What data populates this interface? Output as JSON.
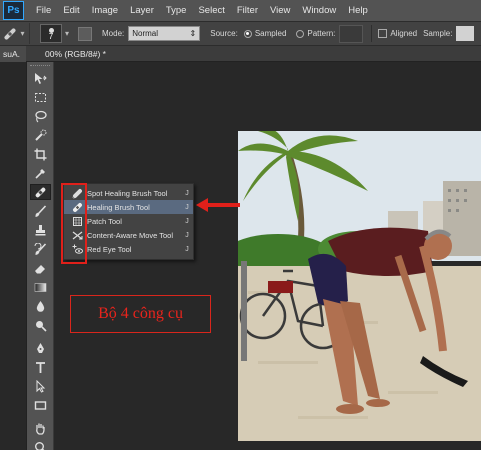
{
  "menubar": {
    "logo": "Ps",
    "items": [
      "File",
      "Edit",
      "Image",
      "Layer",
      "Type",
      "Select",
      "Filter",
      "View",
      "Window",
      "Help"
    ]
  },
  "options": {
    "brush_size": "7",
    "mode_label": "Mode:",
    "mode_value": "Normal",
    "source_label": "Source:",
    "sampled_label": "Sampled",
    "pattern_label": "Pattern:",
    "aligned_label": "Aligned",
    "sample_label": "Sample:"
  },
  "tabs": {
    "left": "suA.",
    "right": "00% (RGB/8#) *"
  },
  "tools": [
    "move-tool",
    "marquee-tool",
    "lasso-tool",
    "quick-selection-tool",
    "crop-tool",
    "eyedropper-tool",
    "healing-tool",
    "brush-tool",
    "clone-stamp-tool",
    "history-brush-tool",
    "eraser-tool",
    "gradient-tool",
    "blur-tool",
    "dodge-tool",
    "pen-tool",
    "type-tool",
    "path-selection-tool",
    "rectangle-tool",
    "hand-tool",
    "zoom-tool"
  ],
  "flyout": [
    {
      "label": "Spot Healing Brush Tool",
      "key": "J",
      "icon": "spot-healing-brush-icon"
    },
    {
      "label": "Healing Brush Tool",
      "key": "J",
      "icon": "healing-brush-icon"
    },
    {
      "label": "Patch Tool",
      "key": "J",
      "icon": "patch-icon"
    },
    {
      "label": "Content-Aware Move Tool",
      "key": "J",
      "icon": "content-aware-move-icon"
    },
    {
      "label": "Red Eye Tool",
      "key": "J",
      "icon": "red-eye-icon"
    }
  ],
  "caption": "Bộ 4 công cụ",
  "colors": {
    "annotation_red": "#e0201a",
    "selected_item": "#5a6a80",
    "logo_blue": "#31a8ff"
  }
}
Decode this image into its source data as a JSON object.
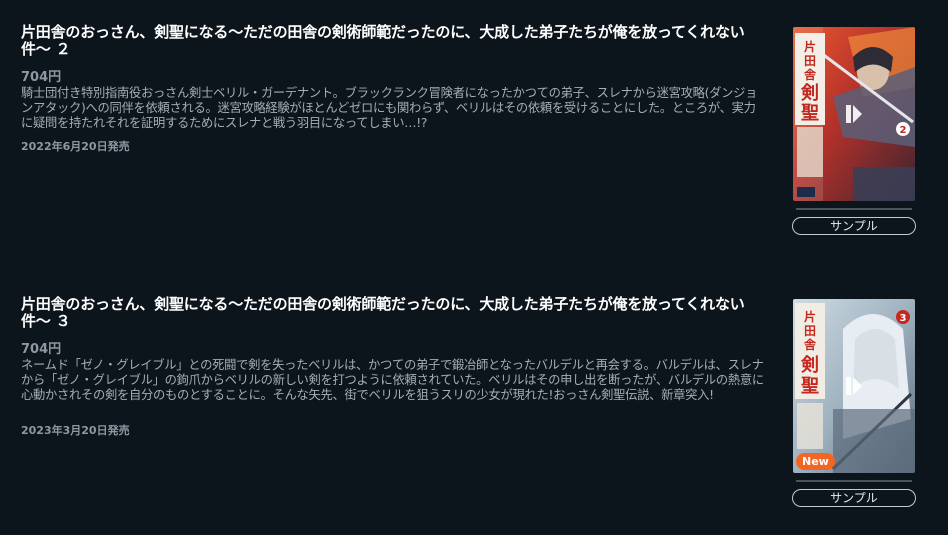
{
  "items": [
    {
      "title": "片田舎のおっさん、剣聖になる～ただの田舎の剣術師範だったのに、大成した弟子たちが俺を放ってくれない件～ ２",
      "price": "704円",
      "description": "騎士団付き特別指南役おっさん剣士ベリル・ガーデナント。ブラックランク冒険者になったかつての弟子、スレナから迷宮攻略(ダンジョンアタック)への同伴を依頼される。迷宮攻略経験がほとんどゼロにも関わらず、ベリルはその依頼を受けることにした。ところが、実力に疑問を持たれそれを証明するためにスレナと戦う羽目になってしまい…!?",
      "release_date": "2022年6月20日発売",
      "sample_label": "サンプル",
      "cover": {
        "volume": "2",
        "title_glyphs": "片田舎のおっさん 剣聖になる",
        "palette": [
          "#c8402e",
          "#e8d6c2",
          "#3b3f52"
        ]
      }
    },
    {
      "title": "片田舎のおっさん、剣聖になる～ただの田舎の剣術師範だったのに、大成した弟子たちが俺を放ってくれない件～ ３",
      "price": "704円",
      "description": "ネームド「ゼノ・グレイブル」との死闘で剣を失ったベリルは、かつての弟子で鍛冶師となったバルデルと再会する。バルデルは、スレナから「ゼノ・グレイブル」の鉤爪からベリルの新しい剣を打つように依頼されていた。ベリルはその申し出を断ったが、バルデルの熱意に心動かされその剣を自分のものとすることに。そんな矢先、街でベリルを狙うスリの少女が現れた!おっさん剣聖伝説、新章突入!",
      "release_date": "2023年3月20日発売",
      "sample_label": "サンプル",
      "badge": "New",
      "cover": {
        "volume": "3",
        "title_glyphs": "片田舎のおっさん 剣聖になる",
        "palette": [
          "#b8c9d6",
          "#d24a3a",
          "#6f7c8c"
        ]
      }
    }
  ],
  "icons": {
    "play": "play-pause-icon"
  },
  "colors": {
    "background": "#0c141c",
    "title": "#ffffff",
    "body_text": "#a5aeb7",
    "badge": "#f26522"
  }
}
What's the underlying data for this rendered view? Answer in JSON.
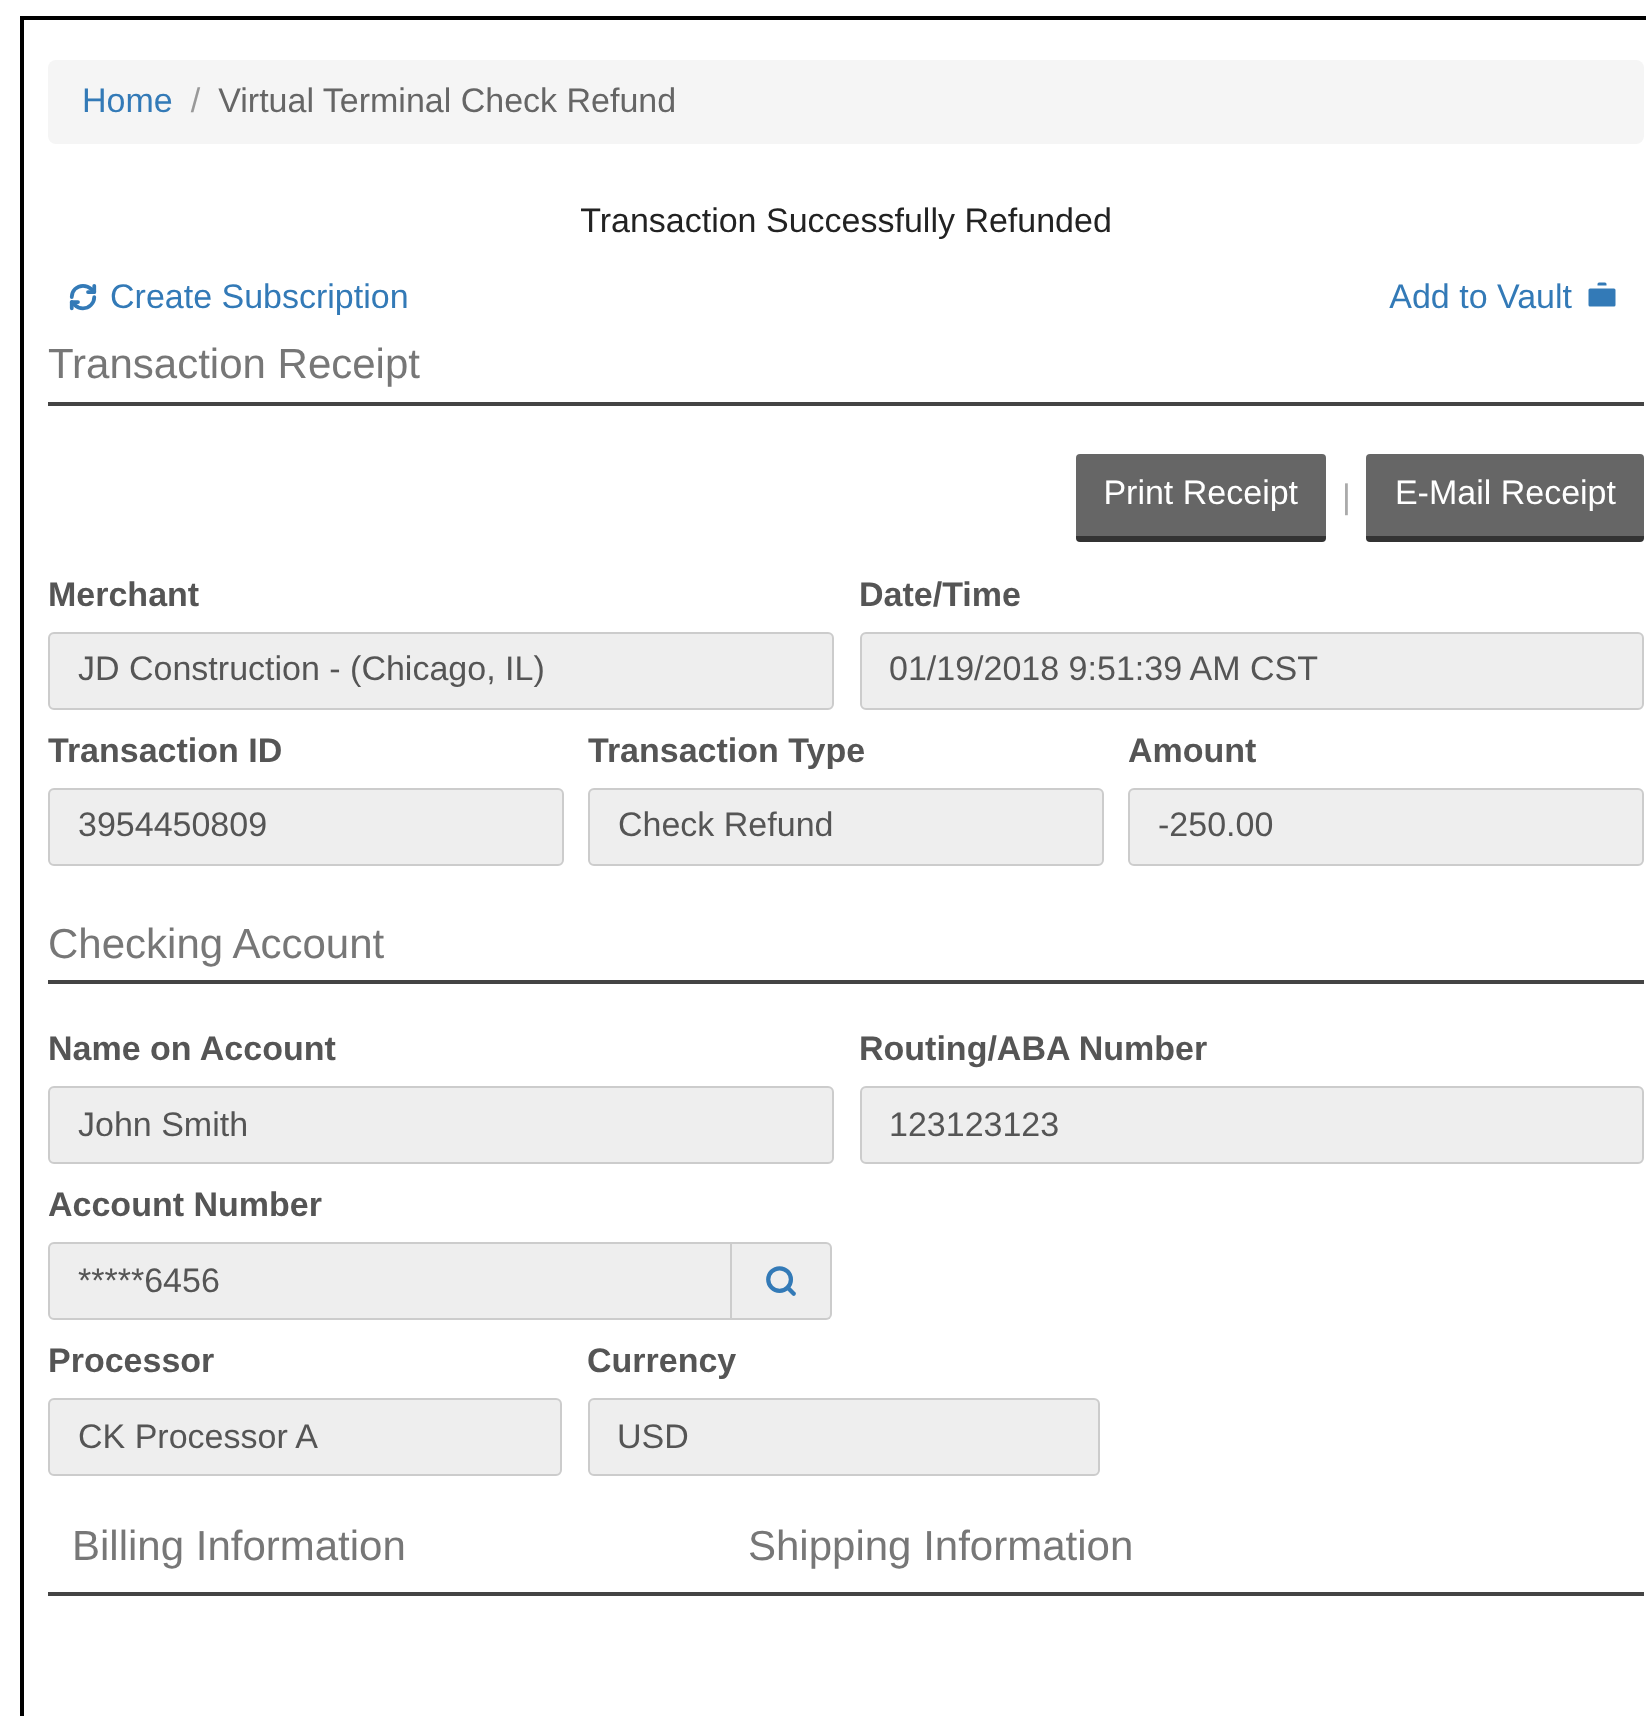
{
  "breadcrumb": {
    "separator": "/",
    "items": [
      {
        "label": "Home",
        "kind": "link"
      },
      {
        "label": "Virtual Terminal Check Refund",
        "kind": "current"
      }
    ]
  },
  "status_message": "Transaction Successfully Refunded",
  "actions": {
    "left": "Create Subscription",
    "right": "Add to Vault"
  },
  "receipt": {
    "title": "Transaction Receipt",
    "buttons": [
      "Print Receipt",
      "E-Mail Receipt"
    ],
    "separator": "|",
    "lines": [
      {
        "fields": [
          {
            "label": "Merchant",
            "value": "JD Construction - (Chicago, IL)"
          },
          {
            "label": "Date/Time",
            "value": "01/19/2018 9:51:39 AM CST"
          }
        ]
      },
      {
        "fields": [
          {
            "label": "Transaction ID",
            "value": "3954450809"
          },
          {
            "label": "Transaction Type",
            "value": "Check Refund"
          },
          {
            "label": "Amount",
            "value": "-250.00"
          }
        ]
      }
    ]
  },
  "checking": {
    "title": "Checking Account",
    "lines": [
      {
        "fields": [
          {
            "label": "Name on Account",
            "value": "John Smith"
          },
          {
            "label": "Routing/ABA Number",
            "value": "123123123"
          }
        ]
      },
      {
        "kind": "partial",
        "fields": [
          {
            "label": "Account Number",
            "value": "*****6456",
            "kind": "search"
          }
        ]
      },
      {
        "kind": "partial",
        "fields": [
          {
            "label": "Processor",
            "value": "CK Processor A"
          },
          {
            "label": "Currency",
            "value": "USD"
          }
        ]
      }
    ]
  },
  "tabs": [
    "Billing Information",
    "Shipping Information"
  ]
}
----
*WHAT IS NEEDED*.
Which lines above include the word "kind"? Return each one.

*TASK ANSWER*.
        "kind": "link"
        "kind": "current"
        "kind": "partial",
            "kind": "search"
        "kind": "partial",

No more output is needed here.